### WHAT YOU NEED TO DO
Which lines of the entries contain the string "Default"? Please find them and copy them.

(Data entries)
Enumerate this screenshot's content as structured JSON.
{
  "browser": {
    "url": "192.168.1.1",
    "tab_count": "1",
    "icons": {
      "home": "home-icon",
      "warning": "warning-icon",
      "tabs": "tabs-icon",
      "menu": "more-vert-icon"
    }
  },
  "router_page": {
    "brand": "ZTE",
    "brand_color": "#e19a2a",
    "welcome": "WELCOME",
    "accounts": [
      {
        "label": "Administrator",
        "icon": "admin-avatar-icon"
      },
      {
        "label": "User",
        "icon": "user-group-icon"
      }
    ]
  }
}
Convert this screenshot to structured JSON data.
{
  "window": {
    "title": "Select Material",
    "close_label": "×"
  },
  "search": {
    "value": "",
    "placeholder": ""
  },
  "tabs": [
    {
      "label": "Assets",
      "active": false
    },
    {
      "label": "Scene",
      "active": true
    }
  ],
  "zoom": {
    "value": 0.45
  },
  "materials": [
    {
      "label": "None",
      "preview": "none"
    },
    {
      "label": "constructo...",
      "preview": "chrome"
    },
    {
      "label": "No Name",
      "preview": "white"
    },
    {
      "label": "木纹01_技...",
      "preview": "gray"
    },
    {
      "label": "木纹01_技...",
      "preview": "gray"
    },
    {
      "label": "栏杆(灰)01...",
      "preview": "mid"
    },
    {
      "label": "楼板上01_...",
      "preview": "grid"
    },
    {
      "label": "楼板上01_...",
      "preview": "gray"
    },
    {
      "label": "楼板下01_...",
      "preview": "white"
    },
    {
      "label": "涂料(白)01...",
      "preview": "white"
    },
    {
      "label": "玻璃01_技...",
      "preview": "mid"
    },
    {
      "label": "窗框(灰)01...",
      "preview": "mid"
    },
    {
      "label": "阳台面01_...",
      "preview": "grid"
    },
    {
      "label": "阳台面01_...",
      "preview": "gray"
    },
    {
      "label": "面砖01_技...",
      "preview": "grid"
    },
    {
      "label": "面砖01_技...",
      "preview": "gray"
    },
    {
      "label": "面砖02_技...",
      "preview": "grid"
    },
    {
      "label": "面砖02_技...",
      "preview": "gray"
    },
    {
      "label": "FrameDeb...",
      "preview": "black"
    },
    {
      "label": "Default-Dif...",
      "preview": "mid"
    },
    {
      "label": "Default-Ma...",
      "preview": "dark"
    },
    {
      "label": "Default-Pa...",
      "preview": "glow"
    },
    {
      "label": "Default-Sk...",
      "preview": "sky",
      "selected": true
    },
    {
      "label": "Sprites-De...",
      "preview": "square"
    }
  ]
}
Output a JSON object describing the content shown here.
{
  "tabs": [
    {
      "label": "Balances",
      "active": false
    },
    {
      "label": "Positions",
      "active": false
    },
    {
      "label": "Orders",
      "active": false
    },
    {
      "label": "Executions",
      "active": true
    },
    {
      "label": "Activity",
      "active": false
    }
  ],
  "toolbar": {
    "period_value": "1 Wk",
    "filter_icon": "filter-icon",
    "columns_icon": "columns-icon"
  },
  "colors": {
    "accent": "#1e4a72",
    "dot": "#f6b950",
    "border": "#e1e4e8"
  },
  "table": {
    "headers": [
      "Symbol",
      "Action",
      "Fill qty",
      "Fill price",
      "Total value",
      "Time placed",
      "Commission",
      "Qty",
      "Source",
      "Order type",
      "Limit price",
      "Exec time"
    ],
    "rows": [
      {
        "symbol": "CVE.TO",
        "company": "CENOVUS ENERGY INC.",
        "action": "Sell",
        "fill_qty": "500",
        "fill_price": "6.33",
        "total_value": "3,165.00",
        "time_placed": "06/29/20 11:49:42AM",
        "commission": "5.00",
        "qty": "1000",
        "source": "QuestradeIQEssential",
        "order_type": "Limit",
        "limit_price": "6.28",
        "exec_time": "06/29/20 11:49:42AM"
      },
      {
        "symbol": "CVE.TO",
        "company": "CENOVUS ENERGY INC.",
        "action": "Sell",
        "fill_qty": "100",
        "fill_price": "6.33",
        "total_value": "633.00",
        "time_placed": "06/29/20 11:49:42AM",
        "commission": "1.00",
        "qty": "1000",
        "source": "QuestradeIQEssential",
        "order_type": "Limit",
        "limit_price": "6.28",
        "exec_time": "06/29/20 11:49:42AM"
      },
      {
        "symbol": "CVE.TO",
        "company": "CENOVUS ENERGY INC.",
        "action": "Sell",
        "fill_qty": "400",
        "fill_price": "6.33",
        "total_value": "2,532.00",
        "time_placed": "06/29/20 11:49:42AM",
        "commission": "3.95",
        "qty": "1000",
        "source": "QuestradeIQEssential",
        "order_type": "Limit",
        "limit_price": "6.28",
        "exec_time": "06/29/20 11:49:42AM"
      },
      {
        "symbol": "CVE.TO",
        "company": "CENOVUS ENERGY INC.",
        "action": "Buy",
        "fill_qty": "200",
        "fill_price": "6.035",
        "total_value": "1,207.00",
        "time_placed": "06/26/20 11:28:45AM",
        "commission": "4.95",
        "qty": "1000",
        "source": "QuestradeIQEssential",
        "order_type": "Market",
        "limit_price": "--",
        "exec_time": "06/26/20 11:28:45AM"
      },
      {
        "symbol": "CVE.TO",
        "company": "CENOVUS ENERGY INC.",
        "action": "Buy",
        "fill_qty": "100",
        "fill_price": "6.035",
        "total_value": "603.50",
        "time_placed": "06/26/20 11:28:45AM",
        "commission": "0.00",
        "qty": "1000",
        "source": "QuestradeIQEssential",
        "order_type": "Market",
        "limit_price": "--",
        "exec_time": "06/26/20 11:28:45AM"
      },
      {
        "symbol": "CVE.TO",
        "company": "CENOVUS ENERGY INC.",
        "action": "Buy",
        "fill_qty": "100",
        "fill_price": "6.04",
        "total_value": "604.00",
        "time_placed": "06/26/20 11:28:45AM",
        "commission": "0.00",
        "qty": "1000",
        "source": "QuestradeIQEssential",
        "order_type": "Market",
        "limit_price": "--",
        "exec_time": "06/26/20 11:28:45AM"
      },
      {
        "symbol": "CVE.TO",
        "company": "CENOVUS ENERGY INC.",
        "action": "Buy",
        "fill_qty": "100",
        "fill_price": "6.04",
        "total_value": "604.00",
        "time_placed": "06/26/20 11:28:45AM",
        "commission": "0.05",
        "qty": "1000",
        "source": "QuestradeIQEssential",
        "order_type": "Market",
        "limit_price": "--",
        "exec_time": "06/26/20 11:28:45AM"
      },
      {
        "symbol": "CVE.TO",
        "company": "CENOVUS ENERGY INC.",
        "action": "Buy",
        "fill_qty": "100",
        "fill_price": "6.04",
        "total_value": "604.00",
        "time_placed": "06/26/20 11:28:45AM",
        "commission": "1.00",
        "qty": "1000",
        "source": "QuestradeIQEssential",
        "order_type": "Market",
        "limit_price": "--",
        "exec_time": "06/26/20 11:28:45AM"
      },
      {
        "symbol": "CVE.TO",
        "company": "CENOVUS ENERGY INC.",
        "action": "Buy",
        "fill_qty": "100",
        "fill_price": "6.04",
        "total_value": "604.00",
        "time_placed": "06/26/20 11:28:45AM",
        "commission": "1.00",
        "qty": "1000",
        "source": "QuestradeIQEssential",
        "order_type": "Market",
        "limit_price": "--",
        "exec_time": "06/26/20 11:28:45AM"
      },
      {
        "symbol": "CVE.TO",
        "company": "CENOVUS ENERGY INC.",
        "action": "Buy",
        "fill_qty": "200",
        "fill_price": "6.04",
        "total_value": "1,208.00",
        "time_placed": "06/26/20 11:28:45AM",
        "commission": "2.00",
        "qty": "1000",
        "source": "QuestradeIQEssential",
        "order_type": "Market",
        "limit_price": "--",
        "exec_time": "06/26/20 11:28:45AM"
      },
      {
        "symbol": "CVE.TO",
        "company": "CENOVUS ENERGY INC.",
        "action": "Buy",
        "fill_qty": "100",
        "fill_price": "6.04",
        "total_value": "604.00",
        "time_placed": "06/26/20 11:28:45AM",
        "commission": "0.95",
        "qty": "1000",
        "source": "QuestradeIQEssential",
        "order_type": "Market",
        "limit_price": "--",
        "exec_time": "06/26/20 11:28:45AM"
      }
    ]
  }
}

### WRITTEN ANSWER
      "label": "Default-Dif...",
      "label": "Default-Ma...",
      "label": "Default-Pa...",
      "label": "Default-Sk...",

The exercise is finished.